Who says billionaires don’t have feelings?
Elon Musk recently made headlines after he was quoted in a cover story for Rolling Stone stating that he needs to be in love to lead a happy life. “If I’m not in love, if I’m not with a long-term companion, I cannot be happy,” Musk told reporter Neil Strauss. The serial entrepreneur’s yearlong relationship with Amber Heard ended this past July – something he admitted to having caused “severe emotional pain.”
For some people, Musk’s sentiment couldn’t ring truer – and it has little to do with desperation or neediness. Some people just function better when they’re in relationships: it’s that simple and it’s nothing to be ashamed of. While there have been times in my life when it’s been pretty much imperative that I remain single (you know, to focus on that whole career thing), I am generally calmer and more grounded when I am in a relationship – and so are most of my girlfriends. We become better versions of ourselves when we’re no longer falling asleep and waking up alone, and when we’re not the seventh wheel at couples’ dinners.
There have been many studies that show that satisfying relationships are associated with better health, greater happiness and a longer life. A Harvard grant study released earlier this year revealed that loving relationships were the key to physical and emotional wellbeing. The research involved the study of men for close to 80 years and documenting details about their mental and physical health every two years. The findings revealed that those who were happiest and healthiest reported strong interpersonal relationships. On the other hand, those who were isolated had declines in mental and physical health as they aged.
This effect, however, is not restricted to romantic relationships, but close bonds in general – something no amount of money can buy, but that billionaires value. Warren Buffett and Bill Gates both say that the definition of success has little to do with money, rather in the quality of the relationships had with those around you. “Warren Buffett has always said the measure [of success] is whether the people close to you are happy and love you,” Gates wrote of his friend in a Reddit Ask Me Anything post. In a 2008 talk with Ivey Business School MBA students, Buffett said, “Being given unconditional love is the greatest benefit you can ever get.”
When it comes to romantic relationships, the perks of being in a happy one are countless: that secure feeling of unconditional love, someone who will always have your back, someone to come home to, someone to build and share dreams with, a reliable date and regular sex (although, I do know some singles who have just as much sex as couples). On the topic of regular sex, it has been linked to everything from an improved immune system to less of likelihood to developing heart disease. Being in a relationship can also make you a better, more aware person, as you’re constantly taking someone else’s needs and feelings into account. Not to mention, it can make your life easier when you have someone to share life tasks with.
This isn’t to say that people who are single are miserable; that’s not the case.

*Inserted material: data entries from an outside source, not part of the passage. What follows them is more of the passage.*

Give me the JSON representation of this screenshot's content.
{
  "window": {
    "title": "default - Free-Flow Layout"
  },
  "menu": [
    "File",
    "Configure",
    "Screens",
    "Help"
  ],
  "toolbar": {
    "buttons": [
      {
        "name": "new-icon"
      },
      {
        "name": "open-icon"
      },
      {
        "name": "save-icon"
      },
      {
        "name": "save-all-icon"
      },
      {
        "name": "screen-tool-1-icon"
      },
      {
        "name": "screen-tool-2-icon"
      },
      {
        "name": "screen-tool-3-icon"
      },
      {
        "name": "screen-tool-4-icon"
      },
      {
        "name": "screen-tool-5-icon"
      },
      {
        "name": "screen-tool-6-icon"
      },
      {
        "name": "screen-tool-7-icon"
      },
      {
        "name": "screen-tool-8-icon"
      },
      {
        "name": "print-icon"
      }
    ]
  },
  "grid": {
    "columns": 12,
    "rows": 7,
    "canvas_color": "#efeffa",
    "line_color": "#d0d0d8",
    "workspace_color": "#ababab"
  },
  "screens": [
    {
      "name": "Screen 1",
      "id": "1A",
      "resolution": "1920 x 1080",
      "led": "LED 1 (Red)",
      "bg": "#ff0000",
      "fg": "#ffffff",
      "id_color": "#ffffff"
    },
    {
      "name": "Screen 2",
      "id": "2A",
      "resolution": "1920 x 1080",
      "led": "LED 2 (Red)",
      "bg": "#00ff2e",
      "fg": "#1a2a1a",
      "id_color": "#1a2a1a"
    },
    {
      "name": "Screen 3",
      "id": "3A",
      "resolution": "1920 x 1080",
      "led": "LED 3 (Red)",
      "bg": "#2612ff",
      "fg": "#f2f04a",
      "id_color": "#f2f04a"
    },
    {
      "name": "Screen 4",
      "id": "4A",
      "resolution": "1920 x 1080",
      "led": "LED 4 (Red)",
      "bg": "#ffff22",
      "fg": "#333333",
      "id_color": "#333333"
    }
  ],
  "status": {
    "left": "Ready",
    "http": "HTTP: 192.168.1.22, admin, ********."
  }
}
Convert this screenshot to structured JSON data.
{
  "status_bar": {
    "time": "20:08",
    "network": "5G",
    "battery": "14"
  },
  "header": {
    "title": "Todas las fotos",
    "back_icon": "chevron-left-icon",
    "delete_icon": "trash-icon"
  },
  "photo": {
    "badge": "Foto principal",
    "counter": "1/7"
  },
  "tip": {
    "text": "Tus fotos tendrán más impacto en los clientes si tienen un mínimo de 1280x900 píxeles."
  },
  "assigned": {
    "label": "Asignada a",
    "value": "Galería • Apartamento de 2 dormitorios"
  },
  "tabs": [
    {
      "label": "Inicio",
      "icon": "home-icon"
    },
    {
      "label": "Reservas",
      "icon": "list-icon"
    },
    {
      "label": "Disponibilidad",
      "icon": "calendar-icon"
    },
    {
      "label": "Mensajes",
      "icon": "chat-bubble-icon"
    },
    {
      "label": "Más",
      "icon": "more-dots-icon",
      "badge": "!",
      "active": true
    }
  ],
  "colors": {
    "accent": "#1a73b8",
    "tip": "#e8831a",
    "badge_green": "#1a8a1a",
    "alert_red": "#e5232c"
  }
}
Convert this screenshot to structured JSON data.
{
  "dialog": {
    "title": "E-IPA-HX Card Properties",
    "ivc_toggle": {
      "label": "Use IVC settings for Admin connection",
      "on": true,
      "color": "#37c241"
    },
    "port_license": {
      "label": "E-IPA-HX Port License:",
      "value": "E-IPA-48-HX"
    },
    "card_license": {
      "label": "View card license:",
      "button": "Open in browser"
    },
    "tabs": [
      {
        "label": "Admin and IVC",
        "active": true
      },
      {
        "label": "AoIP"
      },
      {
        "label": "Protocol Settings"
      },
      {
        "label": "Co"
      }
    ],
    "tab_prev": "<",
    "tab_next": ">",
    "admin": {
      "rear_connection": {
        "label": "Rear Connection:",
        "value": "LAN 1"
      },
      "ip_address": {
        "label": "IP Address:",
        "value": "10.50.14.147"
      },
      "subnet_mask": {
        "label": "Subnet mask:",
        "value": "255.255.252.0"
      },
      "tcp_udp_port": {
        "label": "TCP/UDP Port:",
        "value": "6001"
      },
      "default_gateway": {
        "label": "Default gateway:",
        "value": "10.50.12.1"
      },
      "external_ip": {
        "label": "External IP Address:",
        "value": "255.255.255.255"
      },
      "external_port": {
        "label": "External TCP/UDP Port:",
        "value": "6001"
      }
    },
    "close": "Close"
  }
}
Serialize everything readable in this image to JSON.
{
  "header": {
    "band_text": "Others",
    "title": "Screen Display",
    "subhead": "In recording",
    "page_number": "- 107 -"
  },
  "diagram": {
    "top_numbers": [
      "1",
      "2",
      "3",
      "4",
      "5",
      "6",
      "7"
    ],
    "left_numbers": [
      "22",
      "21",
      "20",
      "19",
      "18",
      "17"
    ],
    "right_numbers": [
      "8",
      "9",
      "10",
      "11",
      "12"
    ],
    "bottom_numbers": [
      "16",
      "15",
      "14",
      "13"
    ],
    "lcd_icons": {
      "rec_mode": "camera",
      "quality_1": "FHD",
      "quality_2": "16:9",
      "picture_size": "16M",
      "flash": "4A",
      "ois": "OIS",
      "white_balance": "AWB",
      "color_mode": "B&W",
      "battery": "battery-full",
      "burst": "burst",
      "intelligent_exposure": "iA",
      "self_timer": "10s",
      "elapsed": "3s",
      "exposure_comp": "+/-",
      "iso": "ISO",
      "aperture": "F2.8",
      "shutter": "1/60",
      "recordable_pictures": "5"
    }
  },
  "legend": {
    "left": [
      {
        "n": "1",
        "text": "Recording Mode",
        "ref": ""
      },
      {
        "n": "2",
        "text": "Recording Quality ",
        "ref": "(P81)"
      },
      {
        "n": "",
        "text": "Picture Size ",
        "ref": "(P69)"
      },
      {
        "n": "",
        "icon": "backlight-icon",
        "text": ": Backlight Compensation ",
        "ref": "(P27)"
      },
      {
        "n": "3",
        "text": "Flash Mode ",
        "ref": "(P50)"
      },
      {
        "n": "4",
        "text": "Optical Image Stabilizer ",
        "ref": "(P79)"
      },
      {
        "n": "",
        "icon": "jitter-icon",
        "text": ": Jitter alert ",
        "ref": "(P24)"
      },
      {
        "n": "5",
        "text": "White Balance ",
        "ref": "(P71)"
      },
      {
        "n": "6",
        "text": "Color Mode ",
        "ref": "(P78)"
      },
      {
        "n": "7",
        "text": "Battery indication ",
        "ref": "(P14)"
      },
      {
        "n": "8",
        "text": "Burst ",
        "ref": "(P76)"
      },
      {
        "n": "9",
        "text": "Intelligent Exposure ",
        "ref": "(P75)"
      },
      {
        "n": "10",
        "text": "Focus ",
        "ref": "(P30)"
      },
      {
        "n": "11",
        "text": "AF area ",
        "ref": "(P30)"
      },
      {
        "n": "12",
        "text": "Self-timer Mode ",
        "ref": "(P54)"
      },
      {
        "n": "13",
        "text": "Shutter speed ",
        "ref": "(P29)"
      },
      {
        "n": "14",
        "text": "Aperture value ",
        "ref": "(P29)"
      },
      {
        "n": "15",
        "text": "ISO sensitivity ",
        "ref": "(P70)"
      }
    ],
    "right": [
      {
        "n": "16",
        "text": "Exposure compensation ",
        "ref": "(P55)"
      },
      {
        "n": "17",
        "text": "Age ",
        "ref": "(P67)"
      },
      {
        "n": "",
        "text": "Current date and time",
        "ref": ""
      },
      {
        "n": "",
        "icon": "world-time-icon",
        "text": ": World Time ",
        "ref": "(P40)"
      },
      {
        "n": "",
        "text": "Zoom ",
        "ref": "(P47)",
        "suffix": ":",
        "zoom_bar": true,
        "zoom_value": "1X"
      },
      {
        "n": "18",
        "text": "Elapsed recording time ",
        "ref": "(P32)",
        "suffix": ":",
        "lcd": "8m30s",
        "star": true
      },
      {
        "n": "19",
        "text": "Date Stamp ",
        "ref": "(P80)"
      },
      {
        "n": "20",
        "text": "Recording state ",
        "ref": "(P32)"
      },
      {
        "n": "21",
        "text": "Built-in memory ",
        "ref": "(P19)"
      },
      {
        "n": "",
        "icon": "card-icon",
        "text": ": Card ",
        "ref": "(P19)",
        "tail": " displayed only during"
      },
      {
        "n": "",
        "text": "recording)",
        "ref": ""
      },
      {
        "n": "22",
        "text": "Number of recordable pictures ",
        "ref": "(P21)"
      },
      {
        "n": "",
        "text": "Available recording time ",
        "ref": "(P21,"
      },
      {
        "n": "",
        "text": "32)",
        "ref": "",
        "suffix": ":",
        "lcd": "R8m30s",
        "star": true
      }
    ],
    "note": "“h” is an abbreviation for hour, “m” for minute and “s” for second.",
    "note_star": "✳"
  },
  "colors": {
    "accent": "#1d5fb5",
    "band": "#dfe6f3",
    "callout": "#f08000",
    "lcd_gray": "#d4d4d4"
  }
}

And it needs to be said that it’s better to be alone than in an unhealthy or toxic relationship. Some of my most liberating and fulfilling years have happened when I have been single. But, the thing is, for many, being single in the city is now associated with anxiety that was less prevalent in the past, as human beings are increasingly reduced to menu items thanks to the seemingly limitless options offered on apps and social media. Having a (good) partner eliminates that pressure to “find someone” from your life when you have enough to stress about as it is.
While, love isn’t easy to find in our ever-moving cities, if you do find it, you should probably hold on to it.